— WHAT TO PRODUCE —
For each line of the data that includes the word "gusta", copy the line.
######
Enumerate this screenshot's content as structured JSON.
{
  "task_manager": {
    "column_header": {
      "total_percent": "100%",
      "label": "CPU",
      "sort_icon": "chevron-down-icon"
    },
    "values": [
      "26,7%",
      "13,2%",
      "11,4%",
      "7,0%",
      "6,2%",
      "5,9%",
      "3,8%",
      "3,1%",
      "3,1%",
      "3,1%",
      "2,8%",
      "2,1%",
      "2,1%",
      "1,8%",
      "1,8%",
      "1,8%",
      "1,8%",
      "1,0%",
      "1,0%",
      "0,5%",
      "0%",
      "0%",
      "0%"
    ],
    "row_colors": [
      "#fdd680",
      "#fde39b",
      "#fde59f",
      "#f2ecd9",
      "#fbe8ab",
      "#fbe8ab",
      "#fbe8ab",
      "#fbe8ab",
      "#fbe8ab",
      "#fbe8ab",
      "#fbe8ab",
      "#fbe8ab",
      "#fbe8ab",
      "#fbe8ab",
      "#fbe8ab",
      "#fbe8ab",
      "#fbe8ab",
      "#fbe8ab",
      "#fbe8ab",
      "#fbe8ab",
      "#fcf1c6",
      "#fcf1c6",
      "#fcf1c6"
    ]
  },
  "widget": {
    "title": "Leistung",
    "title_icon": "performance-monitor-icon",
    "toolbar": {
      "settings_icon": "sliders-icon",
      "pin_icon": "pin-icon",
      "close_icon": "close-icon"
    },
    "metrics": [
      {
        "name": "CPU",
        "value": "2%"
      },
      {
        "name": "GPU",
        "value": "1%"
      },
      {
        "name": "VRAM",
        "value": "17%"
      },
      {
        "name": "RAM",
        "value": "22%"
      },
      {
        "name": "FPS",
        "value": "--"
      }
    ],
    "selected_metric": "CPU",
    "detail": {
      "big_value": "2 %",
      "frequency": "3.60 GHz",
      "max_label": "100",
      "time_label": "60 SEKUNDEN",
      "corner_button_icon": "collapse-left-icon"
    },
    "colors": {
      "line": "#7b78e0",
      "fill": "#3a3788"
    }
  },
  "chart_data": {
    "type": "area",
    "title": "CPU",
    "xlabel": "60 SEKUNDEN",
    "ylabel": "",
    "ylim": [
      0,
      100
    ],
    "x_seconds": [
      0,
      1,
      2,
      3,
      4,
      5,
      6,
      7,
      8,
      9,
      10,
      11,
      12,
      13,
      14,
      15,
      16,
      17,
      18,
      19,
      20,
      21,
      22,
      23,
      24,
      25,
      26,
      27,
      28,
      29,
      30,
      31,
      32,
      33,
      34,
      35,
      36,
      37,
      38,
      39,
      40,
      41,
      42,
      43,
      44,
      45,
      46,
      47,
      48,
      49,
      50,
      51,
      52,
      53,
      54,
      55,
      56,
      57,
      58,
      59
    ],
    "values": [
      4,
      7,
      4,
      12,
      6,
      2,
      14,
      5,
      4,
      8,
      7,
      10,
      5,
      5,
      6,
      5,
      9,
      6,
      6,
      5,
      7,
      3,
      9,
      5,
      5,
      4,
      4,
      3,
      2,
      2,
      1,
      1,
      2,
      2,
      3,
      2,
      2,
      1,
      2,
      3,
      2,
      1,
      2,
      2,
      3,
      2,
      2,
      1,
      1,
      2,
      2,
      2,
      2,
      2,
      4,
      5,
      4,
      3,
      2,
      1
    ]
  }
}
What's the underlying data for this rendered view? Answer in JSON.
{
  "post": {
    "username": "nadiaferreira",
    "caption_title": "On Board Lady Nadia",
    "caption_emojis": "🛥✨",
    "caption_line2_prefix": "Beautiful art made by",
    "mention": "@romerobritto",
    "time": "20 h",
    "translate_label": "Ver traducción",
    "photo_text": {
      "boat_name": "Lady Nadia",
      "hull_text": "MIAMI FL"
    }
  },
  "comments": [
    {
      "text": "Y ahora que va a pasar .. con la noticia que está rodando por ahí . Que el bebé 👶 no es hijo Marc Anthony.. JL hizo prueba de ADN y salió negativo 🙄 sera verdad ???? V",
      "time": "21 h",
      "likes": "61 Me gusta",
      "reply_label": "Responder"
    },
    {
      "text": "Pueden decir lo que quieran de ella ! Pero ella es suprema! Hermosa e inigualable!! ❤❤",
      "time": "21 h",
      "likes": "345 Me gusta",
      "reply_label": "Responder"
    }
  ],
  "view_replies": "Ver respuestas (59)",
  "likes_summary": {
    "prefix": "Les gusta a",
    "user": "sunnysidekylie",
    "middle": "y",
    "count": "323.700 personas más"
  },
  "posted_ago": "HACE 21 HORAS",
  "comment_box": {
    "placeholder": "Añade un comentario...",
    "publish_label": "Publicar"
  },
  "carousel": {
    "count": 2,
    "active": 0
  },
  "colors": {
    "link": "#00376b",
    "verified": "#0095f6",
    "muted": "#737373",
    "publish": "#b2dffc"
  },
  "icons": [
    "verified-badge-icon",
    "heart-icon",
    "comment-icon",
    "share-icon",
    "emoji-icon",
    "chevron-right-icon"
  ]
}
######
— COMPLETED EXERCISE —
      "likes": "61 Me gusta",
      "likes": "345 Me gusta",
    "prefix": "Les gusta a",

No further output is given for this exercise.